App and web page records
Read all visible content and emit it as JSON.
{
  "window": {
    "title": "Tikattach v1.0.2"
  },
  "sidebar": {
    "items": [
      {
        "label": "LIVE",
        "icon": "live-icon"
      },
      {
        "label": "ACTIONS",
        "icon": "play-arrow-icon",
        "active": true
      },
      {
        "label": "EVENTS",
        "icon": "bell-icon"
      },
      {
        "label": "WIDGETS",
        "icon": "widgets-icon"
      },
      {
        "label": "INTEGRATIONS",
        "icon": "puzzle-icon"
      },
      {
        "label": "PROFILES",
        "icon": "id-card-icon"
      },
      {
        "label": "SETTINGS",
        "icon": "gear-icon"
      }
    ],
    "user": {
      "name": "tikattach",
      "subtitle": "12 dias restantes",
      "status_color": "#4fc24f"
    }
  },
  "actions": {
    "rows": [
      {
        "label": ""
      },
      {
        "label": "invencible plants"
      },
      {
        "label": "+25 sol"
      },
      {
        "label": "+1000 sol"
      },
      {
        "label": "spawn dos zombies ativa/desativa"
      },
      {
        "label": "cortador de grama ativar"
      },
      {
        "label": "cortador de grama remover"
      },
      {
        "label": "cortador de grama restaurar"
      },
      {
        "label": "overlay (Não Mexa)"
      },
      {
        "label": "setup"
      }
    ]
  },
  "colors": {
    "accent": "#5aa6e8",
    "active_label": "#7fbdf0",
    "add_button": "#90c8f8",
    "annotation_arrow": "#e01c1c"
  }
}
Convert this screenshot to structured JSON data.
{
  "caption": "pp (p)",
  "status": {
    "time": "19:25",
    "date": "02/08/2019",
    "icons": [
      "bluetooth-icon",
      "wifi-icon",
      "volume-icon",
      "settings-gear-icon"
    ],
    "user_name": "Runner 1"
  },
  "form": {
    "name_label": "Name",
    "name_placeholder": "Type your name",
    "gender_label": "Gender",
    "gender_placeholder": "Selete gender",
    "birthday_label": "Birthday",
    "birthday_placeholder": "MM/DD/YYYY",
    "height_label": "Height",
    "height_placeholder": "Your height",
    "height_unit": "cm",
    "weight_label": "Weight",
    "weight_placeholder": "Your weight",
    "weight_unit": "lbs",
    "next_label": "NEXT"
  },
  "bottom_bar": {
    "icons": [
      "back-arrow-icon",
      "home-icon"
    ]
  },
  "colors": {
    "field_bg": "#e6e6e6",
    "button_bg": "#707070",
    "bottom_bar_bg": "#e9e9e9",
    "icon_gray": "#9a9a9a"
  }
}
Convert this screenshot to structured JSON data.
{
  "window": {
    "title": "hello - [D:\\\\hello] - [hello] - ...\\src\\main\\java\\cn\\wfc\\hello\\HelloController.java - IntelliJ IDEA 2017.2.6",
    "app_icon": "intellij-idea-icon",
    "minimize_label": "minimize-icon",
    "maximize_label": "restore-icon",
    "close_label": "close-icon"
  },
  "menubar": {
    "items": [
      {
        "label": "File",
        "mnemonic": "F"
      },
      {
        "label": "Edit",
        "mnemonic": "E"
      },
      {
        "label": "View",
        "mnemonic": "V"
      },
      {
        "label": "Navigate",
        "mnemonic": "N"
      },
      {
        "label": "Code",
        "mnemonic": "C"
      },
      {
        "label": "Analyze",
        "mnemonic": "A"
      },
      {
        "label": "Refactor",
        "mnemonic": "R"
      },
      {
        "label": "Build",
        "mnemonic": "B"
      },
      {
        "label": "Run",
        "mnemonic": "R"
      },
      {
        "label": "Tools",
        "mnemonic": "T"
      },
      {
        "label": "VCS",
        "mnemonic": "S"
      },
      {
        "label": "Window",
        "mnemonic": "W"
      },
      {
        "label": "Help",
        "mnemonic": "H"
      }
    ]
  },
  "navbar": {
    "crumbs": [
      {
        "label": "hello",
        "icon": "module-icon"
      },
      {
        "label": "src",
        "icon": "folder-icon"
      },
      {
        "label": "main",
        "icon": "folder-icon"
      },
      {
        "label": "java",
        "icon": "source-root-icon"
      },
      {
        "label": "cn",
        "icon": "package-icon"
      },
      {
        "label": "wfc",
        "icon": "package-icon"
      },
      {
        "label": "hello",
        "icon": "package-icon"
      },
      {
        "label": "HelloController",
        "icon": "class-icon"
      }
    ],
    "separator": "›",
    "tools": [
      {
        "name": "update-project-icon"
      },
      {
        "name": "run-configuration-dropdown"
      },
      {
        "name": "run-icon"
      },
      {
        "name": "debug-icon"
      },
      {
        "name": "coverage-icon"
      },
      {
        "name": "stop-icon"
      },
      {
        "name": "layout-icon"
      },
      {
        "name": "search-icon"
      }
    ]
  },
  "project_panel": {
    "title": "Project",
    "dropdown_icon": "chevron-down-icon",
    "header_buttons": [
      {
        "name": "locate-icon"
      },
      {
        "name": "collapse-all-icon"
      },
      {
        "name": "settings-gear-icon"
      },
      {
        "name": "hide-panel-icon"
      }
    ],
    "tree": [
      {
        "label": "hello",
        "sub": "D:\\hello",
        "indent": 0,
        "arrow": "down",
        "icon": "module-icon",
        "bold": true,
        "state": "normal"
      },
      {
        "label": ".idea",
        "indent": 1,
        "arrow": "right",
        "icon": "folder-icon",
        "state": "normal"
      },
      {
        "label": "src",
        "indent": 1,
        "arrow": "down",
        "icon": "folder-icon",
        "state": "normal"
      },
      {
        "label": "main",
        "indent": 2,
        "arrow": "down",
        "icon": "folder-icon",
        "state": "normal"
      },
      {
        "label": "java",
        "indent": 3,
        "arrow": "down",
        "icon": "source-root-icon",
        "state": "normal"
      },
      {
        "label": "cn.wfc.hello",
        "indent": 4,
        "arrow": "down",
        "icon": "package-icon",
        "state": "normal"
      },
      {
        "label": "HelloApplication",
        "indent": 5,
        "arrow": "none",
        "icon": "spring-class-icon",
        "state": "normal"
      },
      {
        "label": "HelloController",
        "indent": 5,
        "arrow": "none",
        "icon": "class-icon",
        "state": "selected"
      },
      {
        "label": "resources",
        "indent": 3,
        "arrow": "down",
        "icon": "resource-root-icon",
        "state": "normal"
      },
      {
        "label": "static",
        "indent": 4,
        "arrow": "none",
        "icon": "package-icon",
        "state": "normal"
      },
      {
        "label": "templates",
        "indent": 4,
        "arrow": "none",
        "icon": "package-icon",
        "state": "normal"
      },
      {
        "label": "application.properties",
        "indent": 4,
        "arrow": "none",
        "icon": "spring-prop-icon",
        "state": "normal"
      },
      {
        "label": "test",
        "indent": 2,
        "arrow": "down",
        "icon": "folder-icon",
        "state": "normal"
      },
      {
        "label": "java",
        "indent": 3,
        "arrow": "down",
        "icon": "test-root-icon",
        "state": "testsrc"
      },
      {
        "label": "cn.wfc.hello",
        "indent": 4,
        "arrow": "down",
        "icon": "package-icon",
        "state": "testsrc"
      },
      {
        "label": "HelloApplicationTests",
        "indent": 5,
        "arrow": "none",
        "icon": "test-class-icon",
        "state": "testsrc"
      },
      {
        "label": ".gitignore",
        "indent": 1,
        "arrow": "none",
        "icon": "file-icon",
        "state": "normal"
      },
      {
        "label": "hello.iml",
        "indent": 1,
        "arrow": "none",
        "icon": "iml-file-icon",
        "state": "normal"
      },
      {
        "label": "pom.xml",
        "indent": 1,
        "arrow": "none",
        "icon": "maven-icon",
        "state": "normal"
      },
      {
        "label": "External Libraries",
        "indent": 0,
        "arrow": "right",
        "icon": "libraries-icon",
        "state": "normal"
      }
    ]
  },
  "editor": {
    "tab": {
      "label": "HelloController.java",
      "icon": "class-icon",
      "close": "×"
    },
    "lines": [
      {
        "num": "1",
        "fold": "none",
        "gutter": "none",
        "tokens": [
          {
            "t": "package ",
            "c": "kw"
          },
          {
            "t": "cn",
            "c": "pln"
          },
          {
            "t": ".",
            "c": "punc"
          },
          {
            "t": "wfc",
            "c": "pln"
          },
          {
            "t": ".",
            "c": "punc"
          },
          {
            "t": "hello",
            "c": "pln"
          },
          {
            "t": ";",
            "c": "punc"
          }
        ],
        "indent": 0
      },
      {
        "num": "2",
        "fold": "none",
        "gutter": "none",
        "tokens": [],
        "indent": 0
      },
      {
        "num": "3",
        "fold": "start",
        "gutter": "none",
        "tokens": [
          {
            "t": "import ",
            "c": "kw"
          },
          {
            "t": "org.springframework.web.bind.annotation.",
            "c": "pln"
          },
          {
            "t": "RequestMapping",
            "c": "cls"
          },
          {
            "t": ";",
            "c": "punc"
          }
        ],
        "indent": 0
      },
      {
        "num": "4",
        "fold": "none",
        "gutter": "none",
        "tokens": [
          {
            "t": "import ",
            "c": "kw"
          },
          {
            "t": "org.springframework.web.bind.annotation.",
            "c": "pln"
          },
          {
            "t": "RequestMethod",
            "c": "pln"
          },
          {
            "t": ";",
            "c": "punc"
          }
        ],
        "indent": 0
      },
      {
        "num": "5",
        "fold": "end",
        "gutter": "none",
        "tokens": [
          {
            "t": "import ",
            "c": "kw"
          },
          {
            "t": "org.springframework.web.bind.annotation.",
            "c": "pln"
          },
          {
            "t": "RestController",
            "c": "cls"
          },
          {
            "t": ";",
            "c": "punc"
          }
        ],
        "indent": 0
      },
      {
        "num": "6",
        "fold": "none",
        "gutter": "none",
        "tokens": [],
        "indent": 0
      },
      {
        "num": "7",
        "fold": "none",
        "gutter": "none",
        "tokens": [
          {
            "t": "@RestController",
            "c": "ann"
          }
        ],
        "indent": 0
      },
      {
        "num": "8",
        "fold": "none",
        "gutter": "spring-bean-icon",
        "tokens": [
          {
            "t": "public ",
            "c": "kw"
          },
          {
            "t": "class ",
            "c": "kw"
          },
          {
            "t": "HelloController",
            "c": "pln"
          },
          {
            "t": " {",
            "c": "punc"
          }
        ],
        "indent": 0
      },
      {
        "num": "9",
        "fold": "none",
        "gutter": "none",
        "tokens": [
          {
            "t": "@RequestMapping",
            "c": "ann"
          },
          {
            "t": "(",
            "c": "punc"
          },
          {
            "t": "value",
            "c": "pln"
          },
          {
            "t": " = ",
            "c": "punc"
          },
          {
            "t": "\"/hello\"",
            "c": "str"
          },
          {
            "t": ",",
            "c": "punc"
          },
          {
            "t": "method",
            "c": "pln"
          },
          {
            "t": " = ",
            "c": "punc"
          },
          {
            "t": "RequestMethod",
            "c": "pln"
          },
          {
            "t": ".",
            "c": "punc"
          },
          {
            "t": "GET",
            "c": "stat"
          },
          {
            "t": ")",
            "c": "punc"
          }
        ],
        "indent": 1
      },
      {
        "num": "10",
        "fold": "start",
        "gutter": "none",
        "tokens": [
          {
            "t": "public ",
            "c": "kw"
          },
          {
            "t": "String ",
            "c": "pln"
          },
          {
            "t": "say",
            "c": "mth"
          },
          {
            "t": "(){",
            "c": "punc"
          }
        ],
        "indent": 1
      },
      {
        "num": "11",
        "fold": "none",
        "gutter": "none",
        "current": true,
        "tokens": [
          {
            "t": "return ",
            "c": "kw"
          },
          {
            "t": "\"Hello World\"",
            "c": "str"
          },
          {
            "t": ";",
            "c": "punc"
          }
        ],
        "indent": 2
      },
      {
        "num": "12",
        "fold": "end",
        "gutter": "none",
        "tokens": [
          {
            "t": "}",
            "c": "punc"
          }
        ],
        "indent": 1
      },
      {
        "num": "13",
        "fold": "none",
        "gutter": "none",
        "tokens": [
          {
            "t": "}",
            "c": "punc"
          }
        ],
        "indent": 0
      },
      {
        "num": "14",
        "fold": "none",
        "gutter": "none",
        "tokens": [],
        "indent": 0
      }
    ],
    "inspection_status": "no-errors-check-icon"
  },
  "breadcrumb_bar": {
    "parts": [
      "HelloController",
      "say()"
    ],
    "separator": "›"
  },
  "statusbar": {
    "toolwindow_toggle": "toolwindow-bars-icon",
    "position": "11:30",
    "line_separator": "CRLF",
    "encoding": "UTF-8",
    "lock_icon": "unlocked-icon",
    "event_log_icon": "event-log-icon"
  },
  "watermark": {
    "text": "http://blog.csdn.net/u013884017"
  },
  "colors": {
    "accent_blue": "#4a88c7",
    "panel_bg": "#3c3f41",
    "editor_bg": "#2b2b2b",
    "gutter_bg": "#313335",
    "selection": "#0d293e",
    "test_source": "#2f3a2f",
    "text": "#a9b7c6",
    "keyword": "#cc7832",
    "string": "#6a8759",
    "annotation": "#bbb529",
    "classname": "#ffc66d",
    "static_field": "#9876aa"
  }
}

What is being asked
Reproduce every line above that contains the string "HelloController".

Response below
    "title": "hello - [D:\\\\hello] - [hello] - ...\\src\\main\\java\\cn\\wfc\\hello\\HelloController.java - IntelliJ IDEA 2017.2.6",
        "label": "HelloController",
        "label": "HelloController",
      "label": "HelloController.java",
            "t": "HelloController",
      "HelloController",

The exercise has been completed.